"""

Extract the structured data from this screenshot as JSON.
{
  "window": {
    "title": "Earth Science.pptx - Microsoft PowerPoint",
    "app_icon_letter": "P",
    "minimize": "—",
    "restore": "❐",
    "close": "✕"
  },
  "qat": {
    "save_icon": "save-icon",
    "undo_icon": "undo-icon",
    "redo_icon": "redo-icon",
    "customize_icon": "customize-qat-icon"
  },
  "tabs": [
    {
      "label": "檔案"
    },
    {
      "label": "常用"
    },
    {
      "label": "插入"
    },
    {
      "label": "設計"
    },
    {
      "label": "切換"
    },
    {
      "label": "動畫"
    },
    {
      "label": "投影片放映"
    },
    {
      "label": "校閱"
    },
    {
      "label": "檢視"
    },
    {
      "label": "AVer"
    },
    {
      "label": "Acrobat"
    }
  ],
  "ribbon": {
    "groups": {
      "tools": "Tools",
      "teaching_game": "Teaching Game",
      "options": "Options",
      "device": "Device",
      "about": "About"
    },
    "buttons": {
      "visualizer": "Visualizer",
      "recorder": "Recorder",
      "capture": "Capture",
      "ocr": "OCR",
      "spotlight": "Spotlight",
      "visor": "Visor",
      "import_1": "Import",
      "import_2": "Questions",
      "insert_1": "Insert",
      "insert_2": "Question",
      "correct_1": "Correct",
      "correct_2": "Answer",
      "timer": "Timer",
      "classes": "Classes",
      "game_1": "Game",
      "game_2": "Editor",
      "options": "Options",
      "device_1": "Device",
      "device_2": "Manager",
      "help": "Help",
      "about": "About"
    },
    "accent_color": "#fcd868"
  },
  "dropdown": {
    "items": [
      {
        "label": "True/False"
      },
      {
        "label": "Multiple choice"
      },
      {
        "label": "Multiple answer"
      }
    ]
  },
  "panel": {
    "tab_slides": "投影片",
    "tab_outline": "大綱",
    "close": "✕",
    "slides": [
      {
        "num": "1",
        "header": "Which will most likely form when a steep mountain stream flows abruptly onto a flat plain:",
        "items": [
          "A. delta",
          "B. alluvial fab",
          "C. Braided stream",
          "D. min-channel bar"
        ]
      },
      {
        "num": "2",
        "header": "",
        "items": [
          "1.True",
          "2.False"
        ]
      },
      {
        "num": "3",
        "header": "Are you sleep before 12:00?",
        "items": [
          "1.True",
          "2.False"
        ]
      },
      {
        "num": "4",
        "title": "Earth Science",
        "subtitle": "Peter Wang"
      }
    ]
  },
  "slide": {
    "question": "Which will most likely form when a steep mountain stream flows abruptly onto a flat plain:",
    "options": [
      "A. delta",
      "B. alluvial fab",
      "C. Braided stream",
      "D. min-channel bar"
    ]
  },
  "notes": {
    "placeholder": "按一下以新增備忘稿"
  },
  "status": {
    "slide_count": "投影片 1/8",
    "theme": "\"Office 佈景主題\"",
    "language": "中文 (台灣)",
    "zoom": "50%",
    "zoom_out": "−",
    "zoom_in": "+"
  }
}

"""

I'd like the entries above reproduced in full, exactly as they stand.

Extract the structured data from this screenshot as JSON.
{
  "window": {
    "title": "Earth Science.pptx - Microsoft PowerPoint",
    "app_icon_letter": "P",
    "minimize": "—",
    "restore": "❐",
    "close": "✕"
  },
  "qat": {
    "save_icon": "save-icon",
    "undo_icon": "undo-icon",
    "redo_icon": "redo-icon",
    "customize_icon": "customize-qat-icon"
  },
  "tabs": [
    {
      "label": "檔案"
    },
    {
      "label": "常用"
    },
    {
      "label": "插入"
    },
    {
      "label": "設計"
    },
    {
      "label": "切換"
    },
    {
      "label": "動畫"
    },
    {
      "label": "投影片放映"
    },
    {
      "label": "校閱"
    },
    {
      "label": "檢視"
    },
    {
      "label": "AVer"
    },
    {
      "label": "Acrobat"
    }
  ],
  "ribbon": {
    "groups": {
      "tools": "Tools",
      "teaching_game": "Teaching Game",
      "options": "Options",
      "device": "Device",
      "about": "About"
    },
    "buttons": {
      "visualizer": "Visualizer",
      "recorder": "Recorder",
      "capture": "Capture",
      "ocr": "OCR",
      "spotlight": "Spotlight",
      "visor": "Visor",
      "import_1": "Import",
      "import_2": "Questions",
      "insert_1": "Insert",
      "insert_2": "Question",
      "correct_1": "Correct",
      "correct_2": "Answer",
      "timer": "Timer",
      "classes": "Classes",
      "game_1": "Game",
      "game_2": "Editor",
      "options": "Options",
      "device_1": "Device",
      "device_2": "Manager",
      "help": "Help",
      "about": "About"
    },
    "accent_color": "#fcd868"
  },
  "dropdown": {
    "items": [
      {
        "label": "True/False"
      },
      {
        "label": "Multiple choice"
      },
      {
        "label": "Multiple answer"
      }
    ]
  },
  "panel": {
    "tab_slides": "投影片",
    "tab_outline": "大綱",
    "close": "✕",
    "slides": [
      {
        "num": "1",
        "header": "Which will most likely form when a steep mountain stream flows abruptly onto a flat plain:",
        "items": [
          "A. delta",
          "B. alluvial fab",
          "C. Braided stream",
          "D. min-channel bar"
        ]
      },
      {
        "num": "2",
        "header": "",
        "items": [
          "1.True",
          "2.False"
        ]
      },
      {
        "num": "3",
        "header": "Are you sleep before 12:00?",
        "items": [
          "1.True",
          "2.False"
        ]
      },
      {
        "num": "4",
        "title": "Earth Science",
        "subtitle": "Peter Wang"
      }
    ]
  },
  "slide": {
    "question": "Which will most likely form when a steep mountain stream flows abruptly onto a flat plain:",
    "options": [
      "A. delta",
      "B. alluvial fab",
      "C. Braided stream",
      "D. min-channel bar"
    ]
  },
  "notes": {
    "placeholder": "按一下以新增備忘稿"
  },
  "status": {
    "slide_count": "投影片 1/8",
    "theme": "\"Office 佈景主題\"",
    "language": "中文 (台灣)",
    "zoom": "50%",
    "zoom_out": "−",
    "zoom_in": "+"
  }
}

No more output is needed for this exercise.